[Web page and app entries]
--- --- ---
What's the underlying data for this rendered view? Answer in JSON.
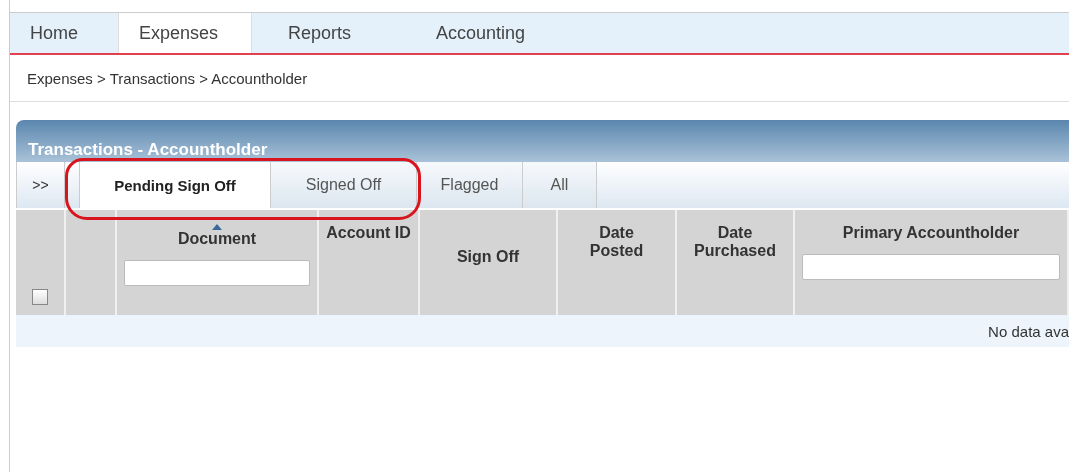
{
  "nav": [
    {
      "label": "Home",
      "selected": false
    },
    {
      "label": "Expenses",
      "selected": true
    },
    {
      "label": "Reports",
      "selected": false
    },
    {
      "label": "Accounting",
      "selected": false
    }
  ],
  "breadcrumb": "Expenses > Transactions > Accountholder",
  "panel": {
    "title": "Transactions - Accountholder"
  },
  "expand_button": ">>",
  "tabs": [
    {
      "label": "Pending Sign Off",
      "selected": true
    },
    {
      "label": "Signed Off",
      "selected": false
    },
    {
      "label": "Flagged",
      "selected": false
    },
    {
      "label": "All",
      "selected": false
    }
  ],
  "table": {
    "select_all": {
      "checked": false
    },
    "columns": [
      {
        "label": "Document",
        "sorted_ascending": true,
        "filter": true
      },
      {
        "label": "Account ID",
        "sorted_ascending": false,
        "filter": false
      },
      {
        "label": "Sign Off",
        "sorted_ascending": false,
        "filter": false
      },
      {
        "label": "Date Posted",
        "sorted_ascending": false,
        "filter": false
      },
      {
        "label": "Date Purchased",
        "sorted_ascending": false,
        "filter": false
      },
      {
        "label": "Primary Accountholder",
        "sorted_ascending": false,
        "filter": true
      }
    ],
    "empty_message": "No data ava"
  }
}
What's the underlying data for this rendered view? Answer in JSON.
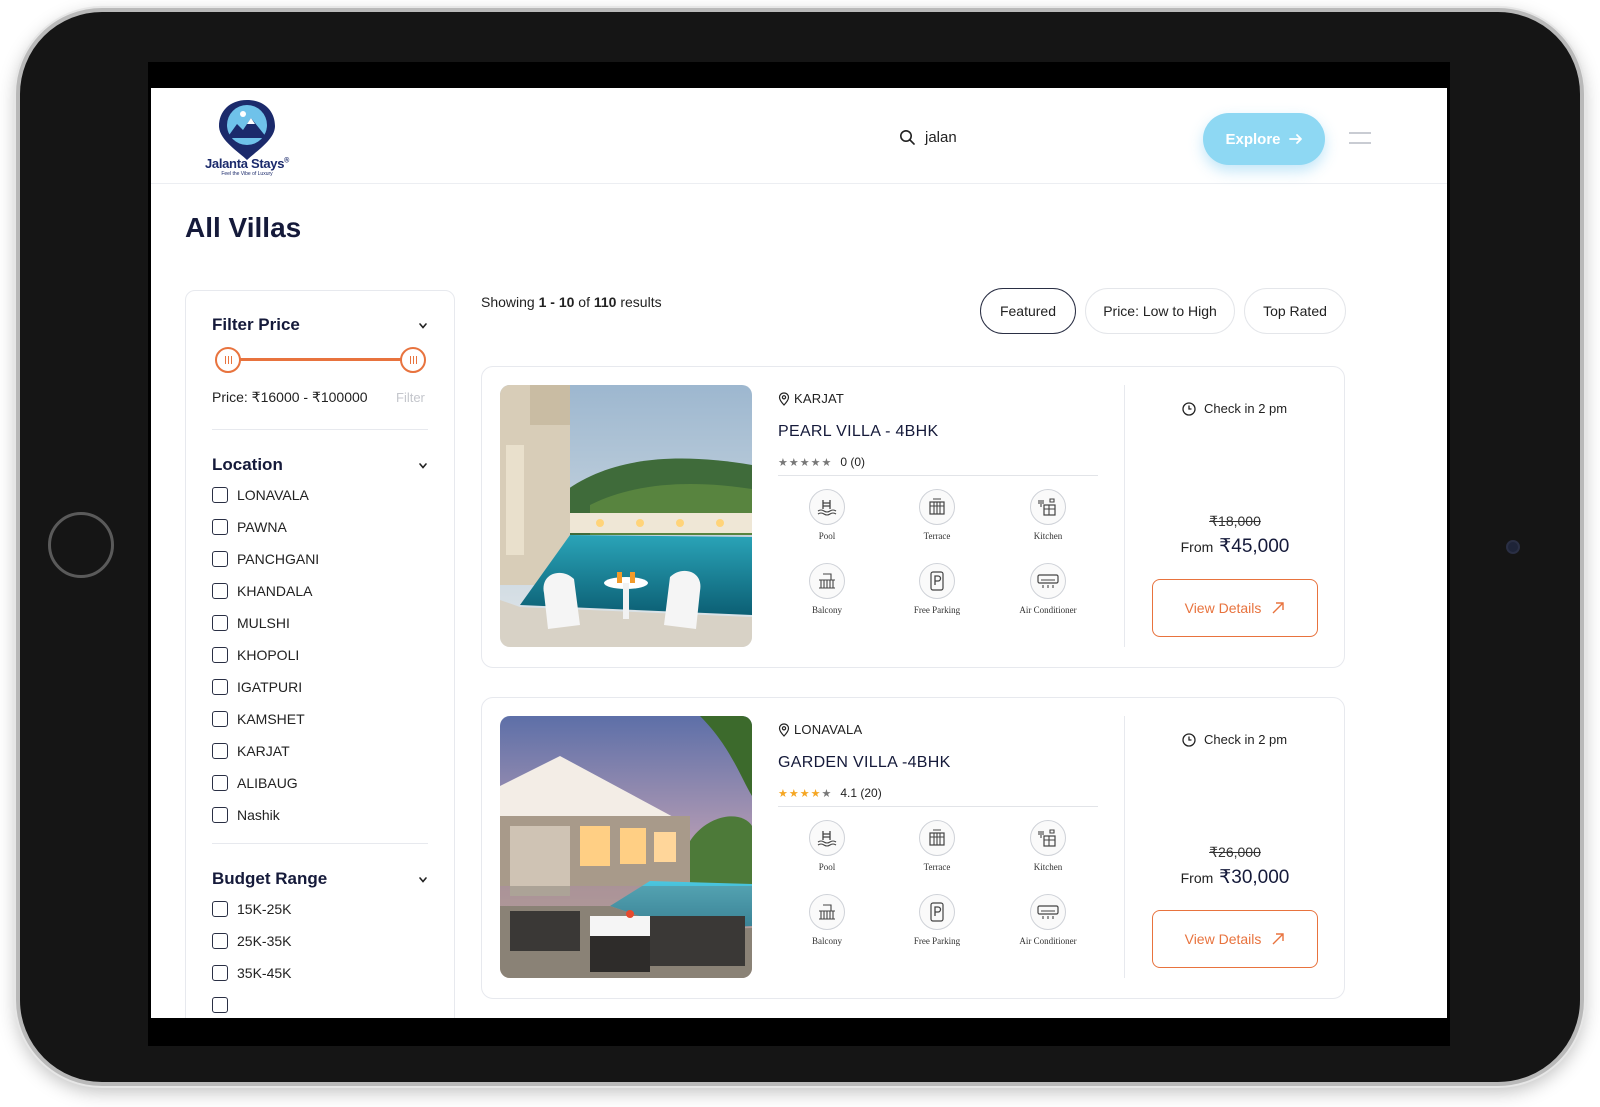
{
  "brand": {
    "name": "Jalanta Stays",
    "registered_mark": "®",
    "tagline": "Feel the Vibe of Luxury"
  },
  "header": {
    "search_value": "jalan",
    "explore_label": "Explore"
  },
  "page": {
    "title": "All Villas"
  },
  "filters": {
    "price": {
      "heading": "Filter Price",
      "range_text": "Price: ₹16000 - ₹100000",
      "filter_link": "Filter"
    },
    "location": {
      "heading": "Location",
      "options": [
        "LONAVALA",
        "PAWNA",
        "PANCHGANI",
        "KHANDALA",
        "MULSHI",
        "KHOPOLI",
        "IGATPURI",
        "KAMSHET",
        "KARJAT",
        "ALIBAUG",
        "Nashik"
      ]
    },
    "budget": {
      "heading": "Budget Range",
      "options": [
        "15K-25K",
        "25K-35K",
        "35K-45K"
      ]
    }
  },
  "results": {
    "prefix": "Showing",
    "range": "1 - 10",
    "of": "of",
    "total": "110",
    "suffix": "results"
  },
  "sort": {
    "options": [
      "Featured",
      "Price: Low to High",
      "Top Rated"
    ],
    "active": "Featured"
  },
  "villas": [
    {
      "location": "KARJAT",
      "name": "PEARL VILLA - 4BHK",
      "rating_text": "0 (0)",
      "stars_filled": 0,
      "amenities": [
        "Pool",
        "Terrace",
        "Kitchen",
        "Balcony",
        "Free Parking",
        "Air Conditioner"
      ],
      "checkin": "Check in 2 pm",
      "old_price": "₹18,000",
      "from_label": "From",
      "price": "₹45,000",
      "cta": "View Details"
    },
    {
      "location": "LONAVALA",
      "name": "GARDEN VILLA -4BHK",
      "rating_text": "4.1 (20)",
      "stars_filled": 4,
      "amenities": [
        "Pool",
        "Terrace",
        "Kitchen",
        "Balcony",
        "Free Parking",
        "Air Conditioner"
      ],
      "checkin": "Check in 2 pm",
      "old_price": "₹26,000",
      "from_label": "From",
      "price": "₹30,000",
      "cta": "View Details"
    }
  ],
  "colors": {
    "accent": "#e8733e",
    "explore_bg": "#8ed8f3",
    "heading": "#151a3a",
    "star_filled": "#f5a623",
    "star_empty": "#777777"
  },
  "icons": {
    "search": "search-icon",
    "explore_arrow": "arrow-right-icon",
    "menu": "menu-icon",
    "chevron": "chevron-down-icon",
    "location": "map-pin-icon",
    "clock": "clock-icon",
    "external": "arrow-up-right-icon"
  }
}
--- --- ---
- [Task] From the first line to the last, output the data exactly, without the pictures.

- [Task result]
What's the underlying data for this rendered view? Answer in JSON.
{
  "nav": [
    {
      "label": "Home",
      "selected": false
    },
    {
      "label": "Expenses",
      "selected": true
    },
    {
      "label": "Reports",
      "selected": false
    },
    {
      "label": "Accounting",
      "selected": false
    }
  ],
  "breadcrumb": "Expenses > Transactions > Accountholder",
  "panel": {
    "title": "Transactions - Accountholder"
  },
  "expand_button": ">>",
  "tabs": [
    {
      "label": "Pending Sign Off",
      "selected": true
    },
    {
      "label": "Signed Off",
      "selected": false
    },
    {
      "label": "Flagged",
      "selected": false
    },
    {
      "label": "All",
      "selected": false
    }
  ],
  "table": {
    "select_all": {
      "checked": false
    },
    "columns": [
      {
        "label": "Document",
        "sorted_ascending": true,
        "filter": true
      },
      {
        "label": "Account ID",
        "sorted_ascending": false,
        "filter": false
      },
      {
        "label": "Sign Off",
        "sorted_ascending": false,
        "filter": false
      },
      {
        "label": "Date Posted",
        "sorted_ascending": false,
        "filter": false
      },
      {
        "label": "Date Purchased",
        "sorted_ascending": false,
        "filter": false
      },
      {
        "label": "Primary Accountholder",
        "sorted_ascending": false,
        "filter": true
      }
    ],
    "empty_message": "No data ava"
  }
}
What's the underlying data for this rendered view? Answer in JSON.
{
  "brand": {
    "name": "Jalanta Stays",
    "registered_mark": "®",
    "tagline": "Feel the Vibe of Luxury"
  },
  "header": {
    "search_value": "jalan",
    "explore_label": "Explore"
  },
  "page": {
    "title": "All Villas"
  },
  "filters": {
    "price": {
      "heading": "Filter Price",
      "range_text": "Price: ₹16000 - ₹100000",
      "filter_link": "Filter"
    },
    "location": {
      "heading": "Location",
      "options": [
        "LONAVALA",
        "PAWNA",
        "PANCHGANI",
        "KHANDALA",
        "MULSHI",
        "KHOPOLI",
        "IGATPURI",
        "KAMSHET",
        "KARJAT",
        "ALIBAUG",
        "Nashik"
      ]
    },
    "budget": {
      "heading": "Budget Range",
      "options": [
        "15K-25K",
        "25K-35K",
        "35K-45K"
      ]
    }
  },
  "results": {
    "prefix": "Showing",
    "range": "1 - 10",
    "of": "of",
    "total": "110",
    "suffix": "results"
  },
  "sort": {
    "options": [
      "Featured",
      "Price: Low to High",
      "Top Rated"
    ],
    "active": "Featured"
  },
  "villas": [
    {
      "location": "KARJAT",
      "name": "PEARL VILLA - 4BHK",
      "rating_text": "0 (0)",
      "stars_filled": 0,
      "amenities": [
        "Pool",
        "Terrace",
        "Kitchen",
        "Balcony",
        "Free Parking",
        "Air Conditioner"
      ],
      "checkin": "Check in 2 pm",
      "old_price": "₹18,000",
      "from_label": "From",
      "price": "₹45,000",
      "cta": "View Details"
    },
    {
      "location": "LONAVALA",
      "name": "GARDEN VILLA -4BHK",
      "rating_text": "4.1 (20)",
      "stars_filled": 4,
      "amenities": [
        "Pool",
        "Terrace",
        "Kitchen",
        "Balcony",
        "Free Parking",
        "Air Conditioner"
      ],
      "checkin": "Check in 2 pm",
      "old_price": "₹26,000",
      "from_label": "From",
      "price": "₹30,000",
      "cta": "View Details"
    }
  ],
  "colors": {
    "accent": "#e8733e",
    "explore_bg": "#8ed8f3",
    "heading": "#151a3a",
    "star_filled": "#f5a623",
    "star_empty": "#777777"
  },
  "icons": {
    "search": "search-icon",
    "explore_arrow": "arrow-right-icon",
    "menu": "menu-icon",
    "chevron": "chevron-down-icon",
    "location": "map-pin-icon",
    "clock": "clock-icon",
    "external": "arrow-up-right-icon"
  }
}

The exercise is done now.